• _WHAT TO WORK ON_
Print all the records exactly as they stand.

• _GIVEN RECORDS_
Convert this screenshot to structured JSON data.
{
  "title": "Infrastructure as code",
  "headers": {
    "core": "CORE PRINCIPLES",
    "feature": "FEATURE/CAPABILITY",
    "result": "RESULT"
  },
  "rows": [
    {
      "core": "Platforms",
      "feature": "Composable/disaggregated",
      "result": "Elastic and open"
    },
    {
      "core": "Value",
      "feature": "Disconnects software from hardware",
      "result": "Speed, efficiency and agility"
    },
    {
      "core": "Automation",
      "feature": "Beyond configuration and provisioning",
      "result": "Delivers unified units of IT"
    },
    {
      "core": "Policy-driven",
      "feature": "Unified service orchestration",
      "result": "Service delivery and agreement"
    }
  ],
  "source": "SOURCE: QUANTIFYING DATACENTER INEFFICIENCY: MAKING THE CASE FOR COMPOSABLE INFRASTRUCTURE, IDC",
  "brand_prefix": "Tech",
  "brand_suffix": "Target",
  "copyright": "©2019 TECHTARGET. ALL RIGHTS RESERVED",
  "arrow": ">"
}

• _TASK OUTPUT_
Convert this screenshot to structured JSON data.
{
  "title": "Infrastructure as code",
  "headers": {
    "core": "CORE PRINCIPLES",
    "feature": "FEATURE/CAPABILITY",
    "result": "RESULT"
  },
  "rows": [
    {
      "core": "Platforms",
      "feature": "Composable/disaggregated",
      "result": "Elastic and open"
    },
    {
      "core": "Value",
      "feature": "Disconnects software from hardware",
      "result": "Speed, efficiency and agility"
    },
    {
      "core": "Automation",
      "feature": "Beyond configuration and provisioning",
      "result": "Delivers unified units of IT"
    },
    {
      "core": "Policy-driven",
      "feature": "Unified service orchestration",
      "result": "Service delivery and agreement"
    }
  ],
  "source": "SOURCE: QUANTIFYING DATACENTER INEFFICIENCY: MAKING THE CASE FOR COMPOSABLE INFRASTRUCTURE, IDC",
  "brand_prefix": "Tech",
  "brand_suffix": "Target",
  "copyright": "©2019 TECHTARGET. ALL RIGHTS RESERVED",
  "arrow": ">"
}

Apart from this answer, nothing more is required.